In fact, health bodies such as The American Association of Orthodontists, advise that children go for an orthodontic screening as early as seven years old. This way, an orthodontist can look for potential problems with jaw alignment and bite as they grow. An early examination can also help find extrusions which are likely to create spacing problems, if all the adult teeth haven’t come through. You’ll then be advised on the best solution for your child, or whether they’ll need future treatment at all.
Why your child might need orthodontic treatment
Overcrowded, crooked teeth, or a misaligned bite, though common in children and teenagers, can not only lead to poor oral health and wear or damage the teeth, they can also place pressure on the jaw and cause irregular growth – changing the facial structure. One of the factors that can contribute to orthodontic problems in children is thumb sucking, as it can cause the lower teeth to become set back or the upper teeth to protrude forward. Early intervention, therefore, is sometimes necessary to prevent enduring tooth and jaw problems. Orthodontics is most effective at an earlier age, before a child’s jaw stops developing, which is usually towards their adult years. Signs that your child may need orthodontic treatment include:

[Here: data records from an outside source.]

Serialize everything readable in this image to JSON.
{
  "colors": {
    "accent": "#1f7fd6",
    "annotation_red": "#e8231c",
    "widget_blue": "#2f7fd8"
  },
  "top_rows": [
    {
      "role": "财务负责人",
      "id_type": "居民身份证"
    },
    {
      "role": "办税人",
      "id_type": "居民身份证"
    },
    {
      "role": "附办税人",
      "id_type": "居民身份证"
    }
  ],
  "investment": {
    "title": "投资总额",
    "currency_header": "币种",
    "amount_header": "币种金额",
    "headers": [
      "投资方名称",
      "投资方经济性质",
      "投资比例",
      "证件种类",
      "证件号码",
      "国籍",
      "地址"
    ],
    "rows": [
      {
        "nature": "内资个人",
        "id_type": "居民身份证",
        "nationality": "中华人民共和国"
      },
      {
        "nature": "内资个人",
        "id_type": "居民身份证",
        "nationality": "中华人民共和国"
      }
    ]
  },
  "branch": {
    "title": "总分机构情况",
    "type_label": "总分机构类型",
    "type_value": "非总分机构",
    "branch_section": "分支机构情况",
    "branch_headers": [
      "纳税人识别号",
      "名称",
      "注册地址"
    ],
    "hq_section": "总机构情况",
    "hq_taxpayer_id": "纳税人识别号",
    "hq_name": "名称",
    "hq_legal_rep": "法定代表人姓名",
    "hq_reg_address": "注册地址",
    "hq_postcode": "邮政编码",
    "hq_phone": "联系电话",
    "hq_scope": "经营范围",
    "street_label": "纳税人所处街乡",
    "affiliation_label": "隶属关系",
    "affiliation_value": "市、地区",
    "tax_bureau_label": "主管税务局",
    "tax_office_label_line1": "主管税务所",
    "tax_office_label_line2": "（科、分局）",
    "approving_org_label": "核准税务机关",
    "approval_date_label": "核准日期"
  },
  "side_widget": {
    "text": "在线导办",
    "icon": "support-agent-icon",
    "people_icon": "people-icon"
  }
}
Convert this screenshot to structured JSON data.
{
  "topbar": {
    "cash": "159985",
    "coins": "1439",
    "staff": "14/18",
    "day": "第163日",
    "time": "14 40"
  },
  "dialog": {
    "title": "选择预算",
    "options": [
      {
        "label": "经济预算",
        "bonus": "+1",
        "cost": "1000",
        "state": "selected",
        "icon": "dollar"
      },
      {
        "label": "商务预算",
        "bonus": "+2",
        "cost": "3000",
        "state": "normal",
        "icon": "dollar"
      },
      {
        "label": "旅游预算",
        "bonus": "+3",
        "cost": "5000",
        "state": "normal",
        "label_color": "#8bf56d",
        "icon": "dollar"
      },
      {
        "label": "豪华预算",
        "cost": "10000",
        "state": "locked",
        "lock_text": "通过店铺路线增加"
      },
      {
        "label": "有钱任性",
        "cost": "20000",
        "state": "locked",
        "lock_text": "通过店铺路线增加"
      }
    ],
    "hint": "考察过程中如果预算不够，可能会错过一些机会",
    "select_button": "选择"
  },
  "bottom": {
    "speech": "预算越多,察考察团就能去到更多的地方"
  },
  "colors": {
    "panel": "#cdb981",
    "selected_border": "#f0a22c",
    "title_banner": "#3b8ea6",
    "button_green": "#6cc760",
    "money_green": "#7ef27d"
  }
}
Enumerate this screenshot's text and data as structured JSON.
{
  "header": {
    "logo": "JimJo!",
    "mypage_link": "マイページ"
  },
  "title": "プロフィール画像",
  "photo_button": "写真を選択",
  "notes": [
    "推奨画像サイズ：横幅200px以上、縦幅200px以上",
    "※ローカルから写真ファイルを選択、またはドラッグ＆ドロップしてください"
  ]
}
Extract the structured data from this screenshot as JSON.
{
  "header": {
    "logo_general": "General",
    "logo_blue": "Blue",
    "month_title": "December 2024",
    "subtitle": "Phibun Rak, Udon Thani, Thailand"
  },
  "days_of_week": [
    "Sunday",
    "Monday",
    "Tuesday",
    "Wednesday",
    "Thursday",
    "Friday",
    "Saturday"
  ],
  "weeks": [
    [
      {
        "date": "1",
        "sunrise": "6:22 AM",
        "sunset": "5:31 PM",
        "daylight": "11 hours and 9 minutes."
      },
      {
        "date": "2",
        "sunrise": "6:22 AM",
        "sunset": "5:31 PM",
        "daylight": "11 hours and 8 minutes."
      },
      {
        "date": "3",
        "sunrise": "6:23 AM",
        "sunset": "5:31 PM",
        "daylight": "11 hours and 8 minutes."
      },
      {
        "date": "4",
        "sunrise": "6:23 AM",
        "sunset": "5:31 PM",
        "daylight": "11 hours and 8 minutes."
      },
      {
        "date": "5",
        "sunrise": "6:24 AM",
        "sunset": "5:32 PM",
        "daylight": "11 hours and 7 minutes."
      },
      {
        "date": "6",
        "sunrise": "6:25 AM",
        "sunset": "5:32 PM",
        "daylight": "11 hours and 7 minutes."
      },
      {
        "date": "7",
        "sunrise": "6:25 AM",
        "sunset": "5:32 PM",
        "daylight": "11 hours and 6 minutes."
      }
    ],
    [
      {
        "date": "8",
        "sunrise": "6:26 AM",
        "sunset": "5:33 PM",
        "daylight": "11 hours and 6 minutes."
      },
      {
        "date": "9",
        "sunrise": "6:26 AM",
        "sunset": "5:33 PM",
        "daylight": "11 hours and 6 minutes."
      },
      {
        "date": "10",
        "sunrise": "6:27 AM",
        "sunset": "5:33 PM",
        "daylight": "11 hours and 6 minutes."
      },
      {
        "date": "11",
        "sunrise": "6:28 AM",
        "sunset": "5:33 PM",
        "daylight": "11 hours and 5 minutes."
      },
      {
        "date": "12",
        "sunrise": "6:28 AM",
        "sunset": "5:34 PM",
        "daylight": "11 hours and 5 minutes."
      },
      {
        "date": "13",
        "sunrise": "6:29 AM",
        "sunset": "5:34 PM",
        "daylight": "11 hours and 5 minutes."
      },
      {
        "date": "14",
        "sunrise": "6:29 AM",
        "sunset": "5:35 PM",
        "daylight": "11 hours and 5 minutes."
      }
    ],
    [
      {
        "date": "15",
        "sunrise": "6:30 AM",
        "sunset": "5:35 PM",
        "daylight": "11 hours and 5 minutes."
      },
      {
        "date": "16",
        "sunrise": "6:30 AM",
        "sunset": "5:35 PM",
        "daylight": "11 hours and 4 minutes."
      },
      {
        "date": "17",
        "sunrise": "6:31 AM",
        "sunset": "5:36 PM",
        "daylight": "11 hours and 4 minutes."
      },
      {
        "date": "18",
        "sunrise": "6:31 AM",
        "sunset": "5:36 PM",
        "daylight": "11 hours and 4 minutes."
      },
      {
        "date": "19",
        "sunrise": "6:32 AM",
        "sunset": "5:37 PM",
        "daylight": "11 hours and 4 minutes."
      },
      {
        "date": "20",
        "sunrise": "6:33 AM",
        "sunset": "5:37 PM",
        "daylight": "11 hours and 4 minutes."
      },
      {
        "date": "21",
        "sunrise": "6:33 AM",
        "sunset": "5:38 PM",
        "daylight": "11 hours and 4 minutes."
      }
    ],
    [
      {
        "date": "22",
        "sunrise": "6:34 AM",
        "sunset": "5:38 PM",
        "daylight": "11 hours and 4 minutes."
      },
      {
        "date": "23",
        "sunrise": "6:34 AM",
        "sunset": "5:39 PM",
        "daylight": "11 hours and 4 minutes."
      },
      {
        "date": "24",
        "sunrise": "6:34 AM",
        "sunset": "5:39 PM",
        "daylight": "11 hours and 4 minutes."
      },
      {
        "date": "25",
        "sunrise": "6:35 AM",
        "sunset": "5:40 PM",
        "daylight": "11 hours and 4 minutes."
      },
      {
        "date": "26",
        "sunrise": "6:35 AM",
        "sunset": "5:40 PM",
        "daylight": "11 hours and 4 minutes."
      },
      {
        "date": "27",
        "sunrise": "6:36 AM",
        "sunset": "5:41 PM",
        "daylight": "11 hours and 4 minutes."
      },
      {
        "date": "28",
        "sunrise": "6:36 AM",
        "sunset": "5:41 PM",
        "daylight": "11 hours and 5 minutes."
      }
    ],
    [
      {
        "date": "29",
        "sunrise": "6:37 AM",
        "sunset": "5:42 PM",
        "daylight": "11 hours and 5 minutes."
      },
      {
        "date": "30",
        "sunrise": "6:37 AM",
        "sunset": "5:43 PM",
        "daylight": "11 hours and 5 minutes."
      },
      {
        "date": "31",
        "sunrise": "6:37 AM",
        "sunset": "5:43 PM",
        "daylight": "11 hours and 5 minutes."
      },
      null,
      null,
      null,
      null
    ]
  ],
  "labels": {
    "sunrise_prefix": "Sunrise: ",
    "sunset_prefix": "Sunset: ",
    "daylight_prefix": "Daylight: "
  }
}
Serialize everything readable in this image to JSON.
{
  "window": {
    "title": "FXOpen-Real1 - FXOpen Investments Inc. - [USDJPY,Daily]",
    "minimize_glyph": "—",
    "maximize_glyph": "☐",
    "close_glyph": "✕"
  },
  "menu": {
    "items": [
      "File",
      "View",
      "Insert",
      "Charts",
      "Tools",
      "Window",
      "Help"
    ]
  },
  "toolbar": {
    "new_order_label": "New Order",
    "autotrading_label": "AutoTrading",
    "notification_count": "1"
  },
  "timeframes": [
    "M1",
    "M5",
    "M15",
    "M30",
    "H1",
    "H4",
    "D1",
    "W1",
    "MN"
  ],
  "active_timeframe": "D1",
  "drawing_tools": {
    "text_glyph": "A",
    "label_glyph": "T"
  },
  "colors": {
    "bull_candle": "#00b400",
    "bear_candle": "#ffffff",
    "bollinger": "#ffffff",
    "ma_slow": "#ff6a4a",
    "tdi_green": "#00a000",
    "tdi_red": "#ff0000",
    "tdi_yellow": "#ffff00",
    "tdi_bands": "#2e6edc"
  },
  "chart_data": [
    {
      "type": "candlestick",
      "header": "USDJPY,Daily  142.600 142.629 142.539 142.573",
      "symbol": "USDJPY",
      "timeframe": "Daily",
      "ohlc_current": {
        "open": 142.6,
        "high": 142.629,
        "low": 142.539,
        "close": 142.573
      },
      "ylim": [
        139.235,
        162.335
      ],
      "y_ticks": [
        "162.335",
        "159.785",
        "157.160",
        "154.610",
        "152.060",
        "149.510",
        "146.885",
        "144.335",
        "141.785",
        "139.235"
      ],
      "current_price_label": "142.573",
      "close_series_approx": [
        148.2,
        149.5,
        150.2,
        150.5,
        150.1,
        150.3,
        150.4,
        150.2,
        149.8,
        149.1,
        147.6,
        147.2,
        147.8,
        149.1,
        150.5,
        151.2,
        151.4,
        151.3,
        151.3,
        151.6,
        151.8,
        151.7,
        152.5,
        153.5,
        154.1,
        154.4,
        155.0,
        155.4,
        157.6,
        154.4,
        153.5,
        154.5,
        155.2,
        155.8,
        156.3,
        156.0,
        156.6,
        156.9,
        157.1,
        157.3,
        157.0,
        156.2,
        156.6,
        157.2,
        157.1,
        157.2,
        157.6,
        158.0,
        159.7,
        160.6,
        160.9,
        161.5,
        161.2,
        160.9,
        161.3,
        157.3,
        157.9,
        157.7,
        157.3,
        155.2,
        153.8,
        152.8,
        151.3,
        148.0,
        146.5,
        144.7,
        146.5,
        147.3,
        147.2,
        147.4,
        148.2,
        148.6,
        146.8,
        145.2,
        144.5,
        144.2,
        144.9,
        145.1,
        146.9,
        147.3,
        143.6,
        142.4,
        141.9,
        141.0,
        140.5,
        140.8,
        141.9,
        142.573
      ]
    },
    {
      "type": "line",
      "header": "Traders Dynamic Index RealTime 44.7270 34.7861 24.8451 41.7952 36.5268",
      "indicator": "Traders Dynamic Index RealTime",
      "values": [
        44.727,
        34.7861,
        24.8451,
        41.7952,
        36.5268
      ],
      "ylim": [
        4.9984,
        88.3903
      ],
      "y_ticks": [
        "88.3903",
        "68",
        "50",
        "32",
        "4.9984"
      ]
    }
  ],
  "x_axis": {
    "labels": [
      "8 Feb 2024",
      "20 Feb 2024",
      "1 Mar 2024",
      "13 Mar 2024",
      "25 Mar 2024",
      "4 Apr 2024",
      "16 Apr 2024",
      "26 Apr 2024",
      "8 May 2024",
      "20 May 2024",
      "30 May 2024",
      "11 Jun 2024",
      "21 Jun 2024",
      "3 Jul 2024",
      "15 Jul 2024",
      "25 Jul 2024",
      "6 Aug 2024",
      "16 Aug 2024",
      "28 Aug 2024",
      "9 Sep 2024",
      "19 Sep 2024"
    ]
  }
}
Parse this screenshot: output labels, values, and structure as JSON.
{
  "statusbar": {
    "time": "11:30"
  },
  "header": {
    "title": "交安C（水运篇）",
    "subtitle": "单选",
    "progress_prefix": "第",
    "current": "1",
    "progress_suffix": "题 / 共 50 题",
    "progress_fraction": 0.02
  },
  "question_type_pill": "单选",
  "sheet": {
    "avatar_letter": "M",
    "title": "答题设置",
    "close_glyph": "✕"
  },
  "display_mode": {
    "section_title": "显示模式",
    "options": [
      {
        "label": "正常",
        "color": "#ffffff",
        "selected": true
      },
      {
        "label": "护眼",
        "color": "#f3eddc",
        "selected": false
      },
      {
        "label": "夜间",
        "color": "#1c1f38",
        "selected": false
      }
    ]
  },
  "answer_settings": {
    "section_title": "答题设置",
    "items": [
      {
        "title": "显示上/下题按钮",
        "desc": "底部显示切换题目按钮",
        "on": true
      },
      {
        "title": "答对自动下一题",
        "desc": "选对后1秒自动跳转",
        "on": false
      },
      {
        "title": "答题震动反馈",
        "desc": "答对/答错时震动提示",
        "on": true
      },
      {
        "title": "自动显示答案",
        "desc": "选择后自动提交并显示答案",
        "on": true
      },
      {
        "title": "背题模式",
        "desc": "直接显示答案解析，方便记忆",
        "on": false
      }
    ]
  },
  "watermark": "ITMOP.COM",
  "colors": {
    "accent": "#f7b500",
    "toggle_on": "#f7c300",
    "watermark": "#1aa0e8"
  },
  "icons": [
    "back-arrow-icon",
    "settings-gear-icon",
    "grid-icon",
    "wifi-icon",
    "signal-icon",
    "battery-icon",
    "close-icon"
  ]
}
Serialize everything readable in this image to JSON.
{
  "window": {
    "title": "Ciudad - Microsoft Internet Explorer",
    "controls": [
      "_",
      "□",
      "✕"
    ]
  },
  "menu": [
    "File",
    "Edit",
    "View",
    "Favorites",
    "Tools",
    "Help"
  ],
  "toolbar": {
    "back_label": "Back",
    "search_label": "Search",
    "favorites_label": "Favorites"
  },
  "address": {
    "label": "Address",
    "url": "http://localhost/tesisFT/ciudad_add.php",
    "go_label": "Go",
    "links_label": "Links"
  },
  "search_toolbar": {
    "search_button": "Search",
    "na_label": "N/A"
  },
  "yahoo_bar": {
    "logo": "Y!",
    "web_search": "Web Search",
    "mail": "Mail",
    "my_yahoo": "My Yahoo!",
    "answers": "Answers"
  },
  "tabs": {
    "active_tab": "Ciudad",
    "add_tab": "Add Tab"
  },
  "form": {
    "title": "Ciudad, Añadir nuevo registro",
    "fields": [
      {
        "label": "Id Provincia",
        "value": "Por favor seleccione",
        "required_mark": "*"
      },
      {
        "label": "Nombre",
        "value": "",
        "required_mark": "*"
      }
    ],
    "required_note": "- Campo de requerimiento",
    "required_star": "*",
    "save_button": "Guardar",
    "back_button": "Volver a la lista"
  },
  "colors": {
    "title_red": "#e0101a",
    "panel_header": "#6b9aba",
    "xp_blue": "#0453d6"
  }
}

- If your child continues thumb sucking after 5 years of age
- Lisps or speech impediments
- Teeth are protruding, or don’t come together normally
- Crowding of the front teeth begins at around the age of seven or eight
- Your child has difficulty chewing or biting
- A shift in the jaw when they open or close their mouth
- They are breathing through their mouth
Phase One treatments in most cases begin once all of the adult teeth have started to come through and use methods and appliances to correct the position of the jaw and dental arches. If your child’s orthodontist sees that teeth coming through will likely cause crowding or other issues, they can use interceptive orthodontics to shift the size of the dental arch for better teeth positioning. This will decrease the likelihood of teeth having to be removed or additional orthodontic treatment as your child reaches teenage years, however Phase Two treatment is usually still needed. The future treatment will mostly be a lot shorter and less expensive though.
How an orthodontist can help improve your child’s teeth
Investing in orthodontic treatment for your child at an earlier stage, can prevent them needing it when they’re an adult, where it often takes longer and surgery may have to be involved. If you’re considering orthodontic treatment for your child, here are the problems it can help to correct:
- Orthodontics for your child can help to correct protruding upper front teeth, improving oral health, the appearance of the teeth, as well as reducing the risk of traumatic injury to the upper teeth.
- Crowded or asymmetrical teeth can be straightened and guided into a healthier position by creating space for teeth to grow. This will also help to correct damage to the teeth and shifting of the jaw over time.
- Incorrect bites can be corrected as orthodontics will guide the growth of the jaws, reducing the chances of abnormalities.
Most treatment will involve the use of braces, which are extremely effective and are much more comfortable and smaller than previously. You can check whether your child is permissible for free NHS orthodontic treatment, if they’re under the age of 18. At Northenden House Orthodontics we offer a wide choice of treatment options for children and can carry out treatment from NHS referrals. If you’d like to speak to us regarding treatment for your child, or to book your consultation, please contact the practice on 0161 998 2622 or email firstname.lastname@example.org.